Problem details —
Check every line of the records below for the string "client" and copy the ones that have it.

Dataset entries —
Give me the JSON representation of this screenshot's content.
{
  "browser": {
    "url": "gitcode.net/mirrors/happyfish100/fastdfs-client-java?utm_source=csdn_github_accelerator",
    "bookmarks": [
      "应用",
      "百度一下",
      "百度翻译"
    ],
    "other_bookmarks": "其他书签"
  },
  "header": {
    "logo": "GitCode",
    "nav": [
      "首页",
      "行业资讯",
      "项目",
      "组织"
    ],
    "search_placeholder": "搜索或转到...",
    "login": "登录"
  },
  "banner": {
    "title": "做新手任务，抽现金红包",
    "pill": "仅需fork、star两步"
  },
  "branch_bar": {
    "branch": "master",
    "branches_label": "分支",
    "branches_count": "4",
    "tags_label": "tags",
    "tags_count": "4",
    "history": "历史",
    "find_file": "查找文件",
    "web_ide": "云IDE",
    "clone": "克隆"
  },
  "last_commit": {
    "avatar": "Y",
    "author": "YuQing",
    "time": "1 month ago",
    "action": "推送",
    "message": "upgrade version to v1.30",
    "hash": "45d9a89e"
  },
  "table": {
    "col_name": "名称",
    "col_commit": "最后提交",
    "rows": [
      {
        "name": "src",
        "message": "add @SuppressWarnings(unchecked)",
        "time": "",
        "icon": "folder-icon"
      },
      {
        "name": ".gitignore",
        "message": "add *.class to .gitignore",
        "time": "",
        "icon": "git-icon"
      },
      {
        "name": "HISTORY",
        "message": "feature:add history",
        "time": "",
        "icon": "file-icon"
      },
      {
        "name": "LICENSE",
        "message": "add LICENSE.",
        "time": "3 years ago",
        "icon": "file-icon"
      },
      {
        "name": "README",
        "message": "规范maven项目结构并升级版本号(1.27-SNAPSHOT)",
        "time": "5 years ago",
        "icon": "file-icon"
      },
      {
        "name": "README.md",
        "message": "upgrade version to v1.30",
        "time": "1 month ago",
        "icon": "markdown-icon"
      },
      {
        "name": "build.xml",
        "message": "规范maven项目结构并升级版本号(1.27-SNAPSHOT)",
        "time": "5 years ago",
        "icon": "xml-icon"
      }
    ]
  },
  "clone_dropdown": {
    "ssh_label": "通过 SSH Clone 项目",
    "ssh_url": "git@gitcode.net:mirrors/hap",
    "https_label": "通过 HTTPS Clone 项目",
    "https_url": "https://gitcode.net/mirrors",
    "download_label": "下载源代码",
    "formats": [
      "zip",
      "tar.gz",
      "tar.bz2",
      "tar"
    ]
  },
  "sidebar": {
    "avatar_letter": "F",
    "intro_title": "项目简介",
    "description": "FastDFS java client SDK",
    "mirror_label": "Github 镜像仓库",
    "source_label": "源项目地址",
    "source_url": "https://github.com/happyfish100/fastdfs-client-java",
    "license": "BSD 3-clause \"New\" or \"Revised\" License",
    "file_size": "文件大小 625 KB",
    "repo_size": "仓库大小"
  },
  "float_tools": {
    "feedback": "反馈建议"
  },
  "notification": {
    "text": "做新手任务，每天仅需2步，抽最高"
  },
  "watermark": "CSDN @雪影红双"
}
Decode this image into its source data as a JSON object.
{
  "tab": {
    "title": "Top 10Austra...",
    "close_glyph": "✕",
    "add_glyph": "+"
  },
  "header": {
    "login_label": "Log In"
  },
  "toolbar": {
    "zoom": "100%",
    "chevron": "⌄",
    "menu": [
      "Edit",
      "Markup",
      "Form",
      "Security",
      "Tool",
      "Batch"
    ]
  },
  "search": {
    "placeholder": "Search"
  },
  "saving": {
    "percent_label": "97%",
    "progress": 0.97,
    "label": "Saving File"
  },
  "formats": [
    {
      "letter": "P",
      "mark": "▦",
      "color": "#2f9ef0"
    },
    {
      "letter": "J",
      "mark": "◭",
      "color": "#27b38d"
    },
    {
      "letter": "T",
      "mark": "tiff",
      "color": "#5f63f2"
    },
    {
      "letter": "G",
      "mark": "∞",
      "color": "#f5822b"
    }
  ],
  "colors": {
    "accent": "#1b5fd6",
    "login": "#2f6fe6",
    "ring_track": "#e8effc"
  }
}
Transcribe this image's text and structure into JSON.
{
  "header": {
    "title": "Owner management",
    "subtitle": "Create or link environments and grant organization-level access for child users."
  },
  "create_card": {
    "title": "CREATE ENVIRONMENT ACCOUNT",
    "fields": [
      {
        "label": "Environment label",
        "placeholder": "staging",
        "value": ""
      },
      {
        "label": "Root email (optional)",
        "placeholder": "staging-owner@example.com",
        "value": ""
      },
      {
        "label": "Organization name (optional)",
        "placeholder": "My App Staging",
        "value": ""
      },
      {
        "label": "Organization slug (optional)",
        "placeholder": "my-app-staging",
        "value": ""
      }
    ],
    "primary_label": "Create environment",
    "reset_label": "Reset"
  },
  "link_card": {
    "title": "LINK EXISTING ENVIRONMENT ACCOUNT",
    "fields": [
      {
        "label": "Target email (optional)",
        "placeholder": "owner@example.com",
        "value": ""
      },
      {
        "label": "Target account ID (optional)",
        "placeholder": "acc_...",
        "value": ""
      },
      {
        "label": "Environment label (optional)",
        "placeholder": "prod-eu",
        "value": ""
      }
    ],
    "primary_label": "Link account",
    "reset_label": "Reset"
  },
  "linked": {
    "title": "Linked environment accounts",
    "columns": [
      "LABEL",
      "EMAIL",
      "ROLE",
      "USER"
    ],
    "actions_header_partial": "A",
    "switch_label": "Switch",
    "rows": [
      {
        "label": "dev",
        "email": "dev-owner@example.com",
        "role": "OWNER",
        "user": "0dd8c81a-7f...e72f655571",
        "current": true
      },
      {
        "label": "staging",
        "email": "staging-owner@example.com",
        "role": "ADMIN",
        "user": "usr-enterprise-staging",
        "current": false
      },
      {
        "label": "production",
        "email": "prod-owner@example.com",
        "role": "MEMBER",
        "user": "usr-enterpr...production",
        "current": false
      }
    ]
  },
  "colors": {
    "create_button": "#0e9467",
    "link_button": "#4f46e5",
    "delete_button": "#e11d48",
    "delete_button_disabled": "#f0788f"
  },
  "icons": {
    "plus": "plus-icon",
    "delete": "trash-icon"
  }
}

Answer to this exercise —
    "url": "gitcode.net/mirrors/happyfish100/fastdfs-client-java?utm_source=csdn_github_accelerator",
    "description": "FastDFS java client SDK",
    "source_url": "https://github.com/happyfish100/fastdfs-client-java",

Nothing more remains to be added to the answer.